# Instructions for the task
All of the records must be given again exactly.

[Items from a dataset]
#####
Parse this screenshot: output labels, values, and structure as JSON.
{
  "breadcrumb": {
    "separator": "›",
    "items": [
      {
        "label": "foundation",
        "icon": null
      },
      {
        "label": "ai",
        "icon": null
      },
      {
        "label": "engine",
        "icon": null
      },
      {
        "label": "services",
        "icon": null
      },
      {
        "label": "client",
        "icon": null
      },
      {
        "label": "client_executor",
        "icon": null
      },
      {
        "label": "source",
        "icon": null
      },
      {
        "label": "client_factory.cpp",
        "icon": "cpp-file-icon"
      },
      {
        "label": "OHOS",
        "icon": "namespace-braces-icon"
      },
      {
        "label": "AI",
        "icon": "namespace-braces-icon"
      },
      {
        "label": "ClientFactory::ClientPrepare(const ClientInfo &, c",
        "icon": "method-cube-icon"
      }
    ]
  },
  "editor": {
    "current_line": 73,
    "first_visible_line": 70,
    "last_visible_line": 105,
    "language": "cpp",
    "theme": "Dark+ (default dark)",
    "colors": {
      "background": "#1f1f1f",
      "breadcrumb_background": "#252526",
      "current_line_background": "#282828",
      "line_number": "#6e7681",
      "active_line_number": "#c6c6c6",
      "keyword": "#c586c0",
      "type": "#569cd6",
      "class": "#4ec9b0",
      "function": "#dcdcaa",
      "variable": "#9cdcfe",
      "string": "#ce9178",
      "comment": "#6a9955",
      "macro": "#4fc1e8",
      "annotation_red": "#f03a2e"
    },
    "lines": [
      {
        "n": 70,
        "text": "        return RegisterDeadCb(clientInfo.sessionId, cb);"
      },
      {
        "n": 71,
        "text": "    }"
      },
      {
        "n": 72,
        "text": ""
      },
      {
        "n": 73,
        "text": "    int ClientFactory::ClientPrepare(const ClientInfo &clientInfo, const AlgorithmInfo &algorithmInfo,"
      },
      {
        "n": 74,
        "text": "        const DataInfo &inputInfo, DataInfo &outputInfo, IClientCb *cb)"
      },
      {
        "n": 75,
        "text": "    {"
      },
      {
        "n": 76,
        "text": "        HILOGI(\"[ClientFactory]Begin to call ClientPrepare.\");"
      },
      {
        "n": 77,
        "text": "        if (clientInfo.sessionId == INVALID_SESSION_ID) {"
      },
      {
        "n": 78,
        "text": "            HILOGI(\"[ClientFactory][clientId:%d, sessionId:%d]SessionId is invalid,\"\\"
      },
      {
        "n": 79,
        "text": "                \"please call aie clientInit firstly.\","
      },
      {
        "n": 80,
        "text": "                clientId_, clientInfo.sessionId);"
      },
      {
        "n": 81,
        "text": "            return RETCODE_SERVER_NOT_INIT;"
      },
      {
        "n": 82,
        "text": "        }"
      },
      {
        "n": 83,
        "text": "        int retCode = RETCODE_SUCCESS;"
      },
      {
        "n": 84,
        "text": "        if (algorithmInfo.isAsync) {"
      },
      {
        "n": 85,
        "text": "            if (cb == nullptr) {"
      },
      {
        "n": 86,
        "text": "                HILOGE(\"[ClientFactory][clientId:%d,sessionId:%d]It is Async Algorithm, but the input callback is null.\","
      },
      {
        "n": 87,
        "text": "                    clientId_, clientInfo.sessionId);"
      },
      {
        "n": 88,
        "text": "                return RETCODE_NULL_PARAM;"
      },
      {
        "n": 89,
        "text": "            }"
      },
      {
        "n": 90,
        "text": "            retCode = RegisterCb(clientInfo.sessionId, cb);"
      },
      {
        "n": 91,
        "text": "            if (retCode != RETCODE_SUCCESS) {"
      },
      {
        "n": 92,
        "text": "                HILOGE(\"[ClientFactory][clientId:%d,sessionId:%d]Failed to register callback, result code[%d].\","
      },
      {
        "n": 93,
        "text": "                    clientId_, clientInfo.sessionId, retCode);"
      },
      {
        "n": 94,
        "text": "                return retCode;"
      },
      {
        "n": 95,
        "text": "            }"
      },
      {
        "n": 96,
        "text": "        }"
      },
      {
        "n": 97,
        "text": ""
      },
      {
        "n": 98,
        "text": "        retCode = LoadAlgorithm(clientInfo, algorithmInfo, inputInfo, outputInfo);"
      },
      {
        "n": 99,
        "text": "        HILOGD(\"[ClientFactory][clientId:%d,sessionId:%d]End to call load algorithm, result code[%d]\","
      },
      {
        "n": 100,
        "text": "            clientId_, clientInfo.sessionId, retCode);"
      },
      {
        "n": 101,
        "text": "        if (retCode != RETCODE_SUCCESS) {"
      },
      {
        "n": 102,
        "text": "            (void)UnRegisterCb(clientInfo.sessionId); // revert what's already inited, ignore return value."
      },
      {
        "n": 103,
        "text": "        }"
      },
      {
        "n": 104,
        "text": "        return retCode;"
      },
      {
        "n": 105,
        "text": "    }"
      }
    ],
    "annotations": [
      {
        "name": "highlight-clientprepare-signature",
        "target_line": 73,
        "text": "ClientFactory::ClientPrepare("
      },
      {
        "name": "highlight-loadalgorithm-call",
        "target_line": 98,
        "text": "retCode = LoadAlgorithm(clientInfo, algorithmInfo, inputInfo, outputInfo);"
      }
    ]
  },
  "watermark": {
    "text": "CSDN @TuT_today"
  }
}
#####
# Exercise answer
Parse this screenshot: output labels, values, and structure as JSON.
{
  "breadcrumb": {
    "separator": "›",
    "items": [
      {
        "label": "foundation",
        "icon": null
      },
      {
        "label": "ai",
        "icon": null
      },
      {
        "label": "engine",
        "icon": null
      },
      {
        "label": "services",
        "icon": null
      },
      {
        "label": "client",
        "icon": null
      },
      {
        "label": "client_executor",
        "icon": null
      },
      {
        "label": "source",
        "icon": null
      },
      {
        "label": "client_factory.cpp",
        "icon": "cpp-file-icon"
      },
      {
        "label": "OHOS",
        "icon": "namespace-braces-icon"
      },
      {
        "label": "AI",
        "icon": "namespace-braces-icon"
      },
      {
        "label": "ClientFactory::ClientPrepare(const ClientInfo &, c",
        "icon": "method-cube-icon"
      }
    ]
  },
  "editor": {
    "current_line": 73,
    "first_visible_line": 70,
    "last_visible_line": 105,
    "language": "cpp",
    "theme": "Dark+ (default dark)",
    "colors": {
      "background": "#1f1f1f",
      "breadcrumb_background": "#252526",
      "current_line_background": "#282828",
      "line_number": "#6e7681",
      "active_line_number": "#c6c6c6",
      "keyword": "#c586c0",
      "type": "#569cd6",
      "class": "#4ec9b0",
      "function": "#dcdcaa",
      "variable": "#9cdcfe",
      "string": "#ce9178",
      "comment": "#6a9955",
      "macro": "#4fc1e8",
      "annotation_red": "#f03a2e"
    },
    "lines": [
      {
        "n": 70,
        "text": "        return RegisterDeadCb(clientInfo.sessionId, cb);"
      },
      {
        "n": 71,
        "text": "    }"
      },
      {
        "n": 72,
        "text": ""
      },
      {
        "n": 73,
        "text": "    int ClientFactory::ClientPrepare(const ClientInfo &clientInfo, const AlgorithmInfo &algorithmInfo,"
      },
      {
        "n": 74,
        "text": "        const DataInfo &inputInfo, DataInfo &outputInfo, IClientCb *cb)"
      },
      {
        "n": 75,
        "text": "    {"
      },
      {
        "n": 76,
        "text": "        HILOGI(\"[ClientFactory]Begin to call ClientPrepare.\");"
      },
      {
        "n": 77,
        "text": "        if (clientInfo.sessionId == INVALID_SESSION_ID) {"
      },
      {
        "n": 78,
        "text": "            HILOGI(\"[ClientFactory][clientId:%d, sessionId:%d]SessionId is invalid,\"\\"
      },
      {
        "n": 79,
        "text": "                \"please call aie clientInit firstly.\","
      },
      {
        "n": 80,
        "text": "                clientId_, clientInfo.sessionId);"
      },
      {
        "n": 81,
        "text": "            return RETCODE_SERVER_NOT_INIT;"
      },
      {
        "n": 82,
        "text": "        }"
      },
      {
        "n": 83,
        "text": "        int retCode = RETCODE_SUCCESS;"
      },
      {
        "n": 84,
        "text": "        if (algorithmInfo.isAsync) {"
      },
      {
        "n": 85,
        "text": "            if (cb == nullptr) {"
      },
      {
        "n": 86,
        "text": "                HILOGE(\"[ClientFactory][clientId:%d,sessionId:%d]It is Async Algorithm, but the input callback is null.\","
      },
      {
        "n": 87,
        "text": "                    clientId_, clientInfo.sessionId);"
      },
      {
        "n": 88,
        "text": "                return RETCODE_NULL_PARAM;"
      },
      {
        "n": 89,
        "text": "            }"
      },
      {
        "n": 90,
        "text": "            retCode = RegisterCb(clientInfo.sessionId, cb);"
      },
      {
        "n": 91,
        "text": "            if (retCode != RETCODE_SUCCESS) {"
      },
      {
        "n": 92,
        "text": "                HILOGE(\"[ClientFactory][clientId:%d,sessionId:%d]Failed to register callback, result code[%d].\","
      },
      {
        "n": 93,
        "text": "                    clientId_, clientInfo.sessionId, retCode);"
      },
      {
        "n": 94,
        "text": "                return retCode;"
      },
      {
        "n": 95,
        "text": "            }"
      },
      {
        "n": 96,
        "text": "        }"
      },
      {
        "n": 97,
        "text": ""
      },
      {
        "n": 98,
        "text": "        retCode = LoadAlgorithm(clientInfo, algorithmInfo, inputInfo, outputInfo);"
      },
      {
        "n": 99,
        "text": "        HILOGD(\"[ClientFactory][clientId:%d,sessionId:%d]End to call load algorithm, result code[%d]\","
      },
      {
        "n": 100,
        "text": "            clientId_, clientInfo.sessionId, retCode);"
      },
      {
        "n": 101,
        "text": "        if (retCode != RETCODE_SUCCESS) {"
      },
      {
        "n": 102,
        "text": "            (void)UnRegisterCb(clientInfo.sessionId); // revert what's already inited, ignore return value."
      },
      {
        "n": 103,
        "text": "        }"
      },
      {
        "n": 104,
        "text": "        return retCode;"
      },
      {
        "n": 105,
        "text": "    }"
      }
    ],
    "annotations": [
      {
        "name": "highlight-clientprepare-signature",
        "target_line": 73,
        "text": "ClientFactory::ClientPrepare("
      },
      {
        "name": "highlight-loadalgorithm-call",
        "target_line": 98,
        "text": "retCode = LoadAlgorithm(clientInfo, algorithmInfo, inputInfo, outputInfo);"
      }
    ]
  },
  "watermark": {
    "text": "CSDN @TuT_today"
  }
}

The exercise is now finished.